# [EXERCISE DESCRIPTION]
Your answer must be one number: the count of lines below that hold the word "Results".

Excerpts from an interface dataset
────────────────────

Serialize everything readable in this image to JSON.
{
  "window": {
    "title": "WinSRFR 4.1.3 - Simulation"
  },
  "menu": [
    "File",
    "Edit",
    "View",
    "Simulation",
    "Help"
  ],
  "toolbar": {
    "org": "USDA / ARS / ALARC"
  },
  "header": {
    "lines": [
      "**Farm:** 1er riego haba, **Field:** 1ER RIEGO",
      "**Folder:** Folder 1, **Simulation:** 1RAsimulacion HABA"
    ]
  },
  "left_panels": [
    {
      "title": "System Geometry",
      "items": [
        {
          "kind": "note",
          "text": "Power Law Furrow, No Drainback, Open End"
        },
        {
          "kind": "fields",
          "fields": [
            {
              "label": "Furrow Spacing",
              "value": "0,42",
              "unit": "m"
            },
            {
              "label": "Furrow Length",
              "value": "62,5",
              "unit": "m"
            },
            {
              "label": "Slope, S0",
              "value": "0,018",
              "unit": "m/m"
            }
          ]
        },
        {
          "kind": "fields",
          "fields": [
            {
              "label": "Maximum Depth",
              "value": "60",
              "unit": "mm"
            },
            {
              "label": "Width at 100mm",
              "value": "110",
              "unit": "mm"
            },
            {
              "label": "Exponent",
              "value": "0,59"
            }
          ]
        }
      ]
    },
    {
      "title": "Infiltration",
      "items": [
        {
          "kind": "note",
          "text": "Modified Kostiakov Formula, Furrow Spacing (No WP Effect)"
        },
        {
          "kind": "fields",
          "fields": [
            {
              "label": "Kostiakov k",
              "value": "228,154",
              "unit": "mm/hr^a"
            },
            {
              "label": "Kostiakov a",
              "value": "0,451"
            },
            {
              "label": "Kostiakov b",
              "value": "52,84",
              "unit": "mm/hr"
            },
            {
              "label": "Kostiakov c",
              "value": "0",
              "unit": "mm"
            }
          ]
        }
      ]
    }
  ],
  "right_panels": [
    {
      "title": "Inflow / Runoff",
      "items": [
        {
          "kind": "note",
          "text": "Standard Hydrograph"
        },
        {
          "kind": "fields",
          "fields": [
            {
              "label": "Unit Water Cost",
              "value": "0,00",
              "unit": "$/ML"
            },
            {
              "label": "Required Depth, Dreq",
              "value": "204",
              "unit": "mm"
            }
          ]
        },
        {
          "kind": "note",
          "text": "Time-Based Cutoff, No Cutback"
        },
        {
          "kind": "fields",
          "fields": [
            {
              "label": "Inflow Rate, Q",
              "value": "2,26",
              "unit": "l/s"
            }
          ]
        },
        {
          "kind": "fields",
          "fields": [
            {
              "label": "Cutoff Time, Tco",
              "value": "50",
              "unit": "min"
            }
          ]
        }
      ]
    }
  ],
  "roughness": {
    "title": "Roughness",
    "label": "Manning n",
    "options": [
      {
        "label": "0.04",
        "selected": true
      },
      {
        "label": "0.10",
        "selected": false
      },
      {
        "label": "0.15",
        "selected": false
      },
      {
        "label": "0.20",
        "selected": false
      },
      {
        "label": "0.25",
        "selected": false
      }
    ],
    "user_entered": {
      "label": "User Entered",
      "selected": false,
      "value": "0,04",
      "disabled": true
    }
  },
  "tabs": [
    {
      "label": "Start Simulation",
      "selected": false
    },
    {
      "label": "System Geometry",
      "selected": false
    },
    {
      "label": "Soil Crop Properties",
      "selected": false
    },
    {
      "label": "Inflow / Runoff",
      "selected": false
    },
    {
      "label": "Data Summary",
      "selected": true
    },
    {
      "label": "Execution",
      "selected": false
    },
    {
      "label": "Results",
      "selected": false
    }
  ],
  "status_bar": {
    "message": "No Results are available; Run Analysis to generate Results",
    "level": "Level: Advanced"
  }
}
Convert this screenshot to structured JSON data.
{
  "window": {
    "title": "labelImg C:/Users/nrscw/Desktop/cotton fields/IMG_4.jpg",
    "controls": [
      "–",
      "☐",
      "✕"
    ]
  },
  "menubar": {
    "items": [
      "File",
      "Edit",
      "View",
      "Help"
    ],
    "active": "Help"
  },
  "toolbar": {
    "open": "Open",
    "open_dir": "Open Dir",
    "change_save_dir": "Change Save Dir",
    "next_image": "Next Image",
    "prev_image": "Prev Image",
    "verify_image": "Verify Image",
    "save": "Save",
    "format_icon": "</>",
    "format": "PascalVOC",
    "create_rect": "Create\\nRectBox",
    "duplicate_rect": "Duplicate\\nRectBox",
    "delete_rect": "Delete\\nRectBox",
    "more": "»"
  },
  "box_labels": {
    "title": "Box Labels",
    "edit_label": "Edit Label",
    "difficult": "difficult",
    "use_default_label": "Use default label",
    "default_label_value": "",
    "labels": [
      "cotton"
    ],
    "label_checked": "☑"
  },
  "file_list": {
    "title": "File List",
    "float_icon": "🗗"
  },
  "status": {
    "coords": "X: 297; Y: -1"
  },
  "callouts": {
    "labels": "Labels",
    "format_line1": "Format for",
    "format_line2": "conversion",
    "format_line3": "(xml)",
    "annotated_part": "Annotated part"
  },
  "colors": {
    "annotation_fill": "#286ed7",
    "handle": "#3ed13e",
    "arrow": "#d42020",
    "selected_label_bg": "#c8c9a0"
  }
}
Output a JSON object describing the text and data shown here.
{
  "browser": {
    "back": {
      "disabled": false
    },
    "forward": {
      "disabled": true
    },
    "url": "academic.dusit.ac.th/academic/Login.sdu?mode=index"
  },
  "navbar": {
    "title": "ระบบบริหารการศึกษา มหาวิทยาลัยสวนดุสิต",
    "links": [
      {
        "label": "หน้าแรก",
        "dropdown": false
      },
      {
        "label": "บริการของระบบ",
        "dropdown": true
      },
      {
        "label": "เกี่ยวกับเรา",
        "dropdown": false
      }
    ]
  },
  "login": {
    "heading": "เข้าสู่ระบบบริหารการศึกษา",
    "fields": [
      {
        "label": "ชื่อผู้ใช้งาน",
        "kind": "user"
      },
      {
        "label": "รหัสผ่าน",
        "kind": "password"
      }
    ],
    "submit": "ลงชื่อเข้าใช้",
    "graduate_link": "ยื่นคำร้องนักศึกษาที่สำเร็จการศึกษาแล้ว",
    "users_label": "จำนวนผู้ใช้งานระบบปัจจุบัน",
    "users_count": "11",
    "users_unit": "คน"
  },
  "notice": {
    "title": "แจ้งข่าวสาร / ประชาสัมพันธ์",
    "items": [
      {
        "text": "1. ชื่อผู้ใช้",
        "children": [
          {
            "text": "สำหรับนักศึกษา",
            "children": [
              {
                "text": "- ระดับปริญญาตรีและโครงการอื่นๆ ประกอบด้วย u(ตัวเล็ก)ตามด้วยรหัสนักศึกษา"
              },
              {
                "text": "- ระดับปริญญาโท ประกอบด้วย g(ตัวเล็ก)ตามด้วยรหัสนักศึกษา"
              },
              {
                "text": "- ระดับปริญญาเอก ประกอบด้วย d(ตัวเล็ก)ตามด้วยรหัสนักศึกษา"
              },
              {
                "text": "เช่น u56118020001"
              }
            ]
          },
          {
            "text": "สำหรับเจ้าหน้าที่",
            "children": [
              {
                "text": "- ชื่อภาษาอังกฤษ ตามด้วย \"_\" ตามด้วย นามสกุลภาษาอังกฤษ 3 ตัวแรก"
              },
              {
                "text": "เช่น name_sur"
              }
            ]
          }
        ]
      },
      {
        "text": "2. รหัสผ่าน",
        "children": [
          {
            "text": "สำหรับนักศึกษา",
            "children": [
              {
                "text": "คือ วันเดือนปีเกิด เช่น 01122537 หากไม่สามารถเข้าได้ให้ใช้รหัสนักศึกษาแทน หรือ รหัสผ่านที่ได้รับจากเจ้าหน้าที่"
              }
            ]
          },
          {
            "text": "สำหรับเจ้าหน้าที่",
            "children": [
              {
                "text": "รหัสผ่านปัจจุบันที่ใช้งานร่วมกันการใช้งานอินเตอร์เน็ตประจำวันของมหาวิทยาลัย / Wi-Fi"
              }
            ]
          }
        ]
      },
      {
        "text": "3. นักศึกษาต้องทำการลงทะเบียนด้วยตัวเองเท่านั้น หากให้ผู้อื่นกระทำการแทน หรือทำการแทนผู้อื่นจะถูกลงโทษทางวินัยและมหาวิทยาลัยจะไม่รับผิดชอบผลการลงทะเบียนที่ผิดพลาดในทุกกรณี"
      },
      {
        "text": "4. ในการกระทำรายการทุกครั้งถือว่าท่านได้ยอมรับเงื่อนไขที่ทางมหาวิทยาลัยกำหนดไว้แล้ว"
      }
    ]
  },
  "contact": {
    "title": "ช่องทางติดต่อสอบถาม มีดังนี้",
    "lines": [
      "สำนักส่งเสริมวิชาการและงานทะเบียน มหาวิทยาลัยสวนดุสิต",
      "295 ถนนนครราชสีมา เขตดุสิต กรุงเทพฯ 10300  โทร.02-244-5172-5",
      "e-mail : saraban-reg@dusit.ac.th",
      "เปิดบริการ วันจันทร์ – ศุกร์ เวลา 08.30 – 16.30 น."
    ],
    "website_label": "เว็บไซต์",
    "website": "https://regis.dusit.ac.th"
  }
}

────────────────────

# [EXERCISE RESPONSE]
2